◆ TASK BRIEF
I'd like the entries reproduced exactly, with the images omitted.

◆ ◆ ◆ ◆

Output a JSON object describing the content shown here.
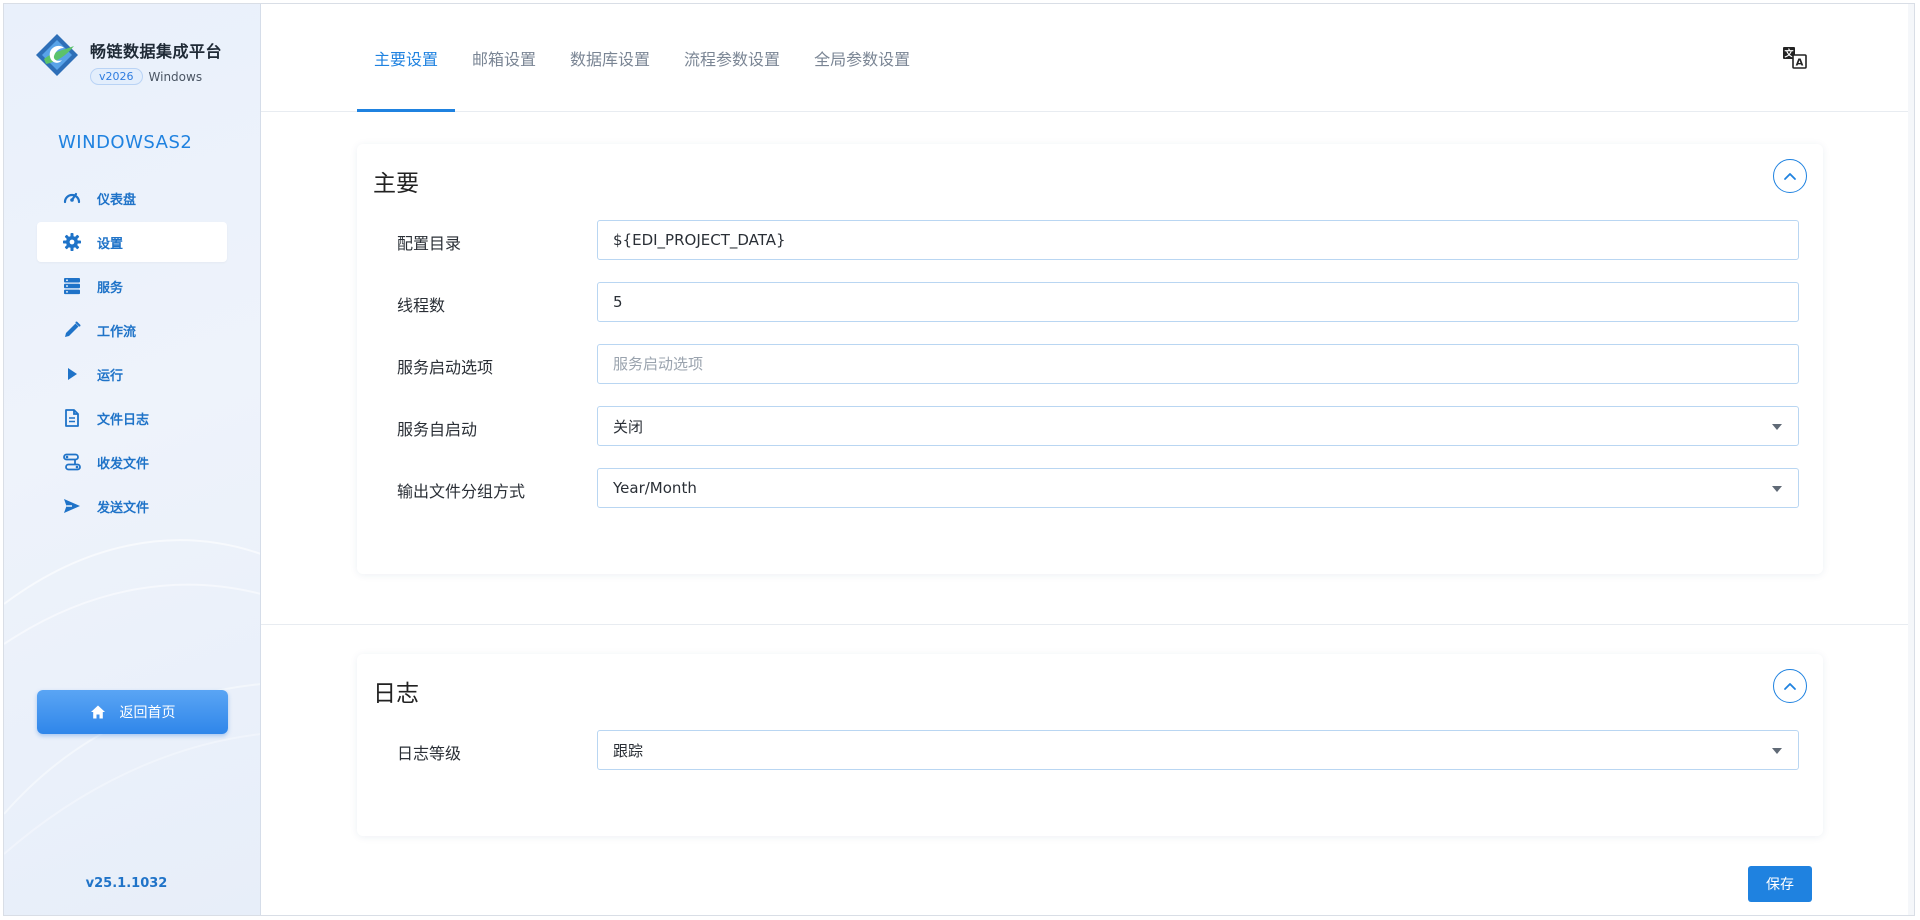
{
  "brand": {
    "title": "畅链数据集成平台",
    "version_badge": "v2026",
    "platform": "Windows"
  },
  "project_name": "WINDOWSAS2",
  "sidebar": {
    "items": [
      {
        "label": "仪表盘",
        "icon": "dashboard-gauge-icon"
      },
      {
        "label": "设置",
        "icon": "gear-icon",
        "active": true
      },
      {
        "label": "服务",
        "icon": "server-icon"
      },
      {
        "label": "工作流",
        "icon": "pencil-icon"
      },
      {
        "label": "运行",
        "icon": "play-icon"
      },
      {
        "label": "文件日志",
        "icon": "document-icon"
      },
      {
        "label": "收发文件",
        "icon": "route-icon"
      },
      {
        "label": "发送文件",
        "icon": "send-icon"
      }
    ],
    "home_button": "返回首页",
    "version": "v25.1.1032"
  },
  "tabs": [
    {
      "label": "主要设置",
      "active": true
    },
    {
      "label": "邮箱设置"
    },
    {
      "label": "数据库设置"
    },
    {
      "label": "流程参数设置"
    },
    {
      "label": "全局参数设置"
    }
  ],
  "main_section": {
    "title": "主要",
    "fields": {
      "config_dir": {
        "label": "配置目录",
        "value": "${EDI_PROJECT_DATA}"
      },
      "threads": {
        "label": "线程数",
        "value": "5"
      },
      "service_options": {
        "label": "服务启动选项",
        "value": "",
        "placeholder": "服务启动选项"
      },
      "auto_start": {
        "label": "服务自启动",
        "value": "关闭"
      },
      "output_grouping": {
        "label": "输出文件分组方式",
        "value": "Year/Month"
      }
    }
  },
  "log_section": {
    "title": "日志",
    "fields": {
      "log_level": {
        "label": "日志等级",
        "value": "跟踪"
      }
    }
  },
  "save_label": "保存",
  "colors": {
    "accent": "#1f82e0",
    "sidebar_bg": "#eaf1fb",
    "nav_text": "#1f73c8"
  }
}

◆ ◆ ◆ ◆

◆ REPLY
Output a JSON object describing the content shown here.
{
  "brand": {
    "title": "畅链数据集成平台",
    "version_badge": "v2026",
    "platform": "Windows"
  },
  "project_name": "WINDOWSAS2",
  "sidebar": {
    "items": [
      {
        "label": "仪表盘",
        "icon": "dashboard-gauge-icon"
      },
      {
        "label": "设置",
        "icon": "gear-icon",
        "active": true
      },
      {
        "label": "服务",
        "icon": "server-icon"
      },
      {
        "label": "工作流",
        "icon": "pencil-icon"
      },
      {
        "label": "运行",
        "icon": "play-icon"
      },
      {
        "label": "文件日志",
        "icon": "document-icon"
      },
      {
        "label": "收发文件",
        "icon": "route-icon"
      },
      {
        "label": "发送文件",
        "icon": "send-icon"
      }
    ],
    "home_button": "返回首页",
    "version": "v25.1.1032"
  },
  "tabs": [
    {
      "label": "主要设置",
      "active": true
    },
    {
      "label": "邮箱设置"
    },
    {
      "label": "数据库设置"
    },
    {
      "label": "流程参数设置"
    },
    {
      "label": "全局参数设置"
    }
  ],
  "main_section": {
    "title": "主要",
    "fields": {
      "config_dir": {
        "label": "配置目录",
        "value": "${EDI_PROJECT_DATA}"
      },
      "threads": {
        "label": "线程数",
        "value": "5"
      },
      "service_options": {
        "label": "服务启动选项",
        "value": "",
        "placeholder": "服务启动选项"
      },
      "auto_start": {
        "label": "服务自启动",
        "value": "关闭"
      },
      "output_grouping": {
        "label": "输出文件分组方式",
        "value": "Year/Month"
      }
    }
  },
  "log_section": {
    "title": "日志",
    "fields": {
      "log_level": {
        "label": "日志等级",
        "value": "跟踪"
      }
    }
  },
  "save_label": "保存",
  "colors": {
    "accent": "#1f82e0",
    "sidebar_bg": "#eaf1fb",
    "nav_text": "#1f73c8"
  }
}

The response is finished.